Such large crowds drawn to the site of miracles, or reports of the miraculous, are not unusual. Interestingly, large crowds gathered wherever Jesus was because of the “signs” he worked. It is estimated that a crowd of 100,000 gathered in expectation of the miracle at Fatima on 13 October 1917, which was prophesied by the three shepherd children. People are drawn to the miraculous and the holy but very often, many, for the phenomenon itself rather than the message it conveys. How many go to visit the Shroud of Turin, or the Image of Our Lady of Guadalupe, because they are interested in the item, not because they have faith? They leave and return to their ordinary lives because they failed to grasp the reality behind the miraculous, or the holy, they fail to recognize the work of God. They failed to see or experience God, and so, their lives remained as they were – searching but never finding, looking but never seeing. Many heard Jesus and saw what he did but they walked away because it was too much to accept. This is particularly true when it came to His teaching about the Eucharist, when he said: “My flesh is real food and my blood is real drink.”
On the road to Emmaus the two disciples recognized Jesus in the breaking of the bread! Why? Was it not Jesus Himself who told us why? Jesus said: “This is my body, this is my blood” and “My flesh is real food, my blood is real drink.” At the Last Supper He said to His apostles: When you do this (breaking of the bread) I will be made present.
People go all over in search of the miracle, the miraculous, the spectacular, and yet, every day, in every Mass, a miracle takes place that we all can be a part of and experience. Bread and wine are transformed into the Body and Blood of Christ. And, even more, God then invited us to come forward and receive the Body and Blood of His Son into our bodies and into our lives. The Lord invites us to sit at table with Him and recognize Him in the breaking of bread.
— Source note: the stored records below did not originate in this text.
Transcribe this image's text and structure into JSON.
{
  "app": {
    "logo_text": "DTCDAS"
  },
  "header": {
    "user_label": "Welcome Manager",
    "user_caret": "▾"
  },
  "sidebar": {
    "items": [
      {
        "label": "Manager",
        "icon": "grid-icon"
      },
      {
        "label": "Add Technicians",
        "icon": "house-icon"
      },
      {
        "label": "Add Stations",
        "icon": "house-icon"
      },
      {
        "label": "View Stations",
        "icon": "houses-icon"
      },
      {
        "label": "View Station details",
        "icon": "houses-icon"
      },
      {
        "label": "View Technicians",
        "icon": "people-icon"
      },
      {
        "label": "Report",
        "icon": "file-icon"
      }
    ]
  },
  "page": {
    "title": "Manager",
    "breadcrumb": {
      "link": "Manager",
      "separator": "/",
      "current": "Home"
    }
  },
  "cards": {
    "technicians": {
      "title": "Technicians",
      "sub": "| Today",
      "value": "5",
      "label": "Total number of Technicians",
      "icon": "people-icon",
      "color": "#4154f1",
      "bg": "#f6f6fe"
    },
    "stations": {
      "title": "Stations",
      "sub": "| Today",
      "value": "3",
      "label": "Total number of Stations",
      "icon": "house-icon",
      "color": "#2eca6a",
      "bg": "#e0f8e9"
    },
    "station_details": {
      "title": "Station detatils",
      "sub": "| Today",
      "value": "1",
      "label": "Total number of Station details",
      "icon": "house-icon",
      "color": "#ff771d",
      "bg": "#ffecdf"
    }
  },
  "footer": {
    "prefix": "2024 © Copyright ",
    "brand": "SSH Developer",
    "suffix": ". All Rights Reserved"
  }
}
Now that is a miracle worth seeing and that is a meal worth having.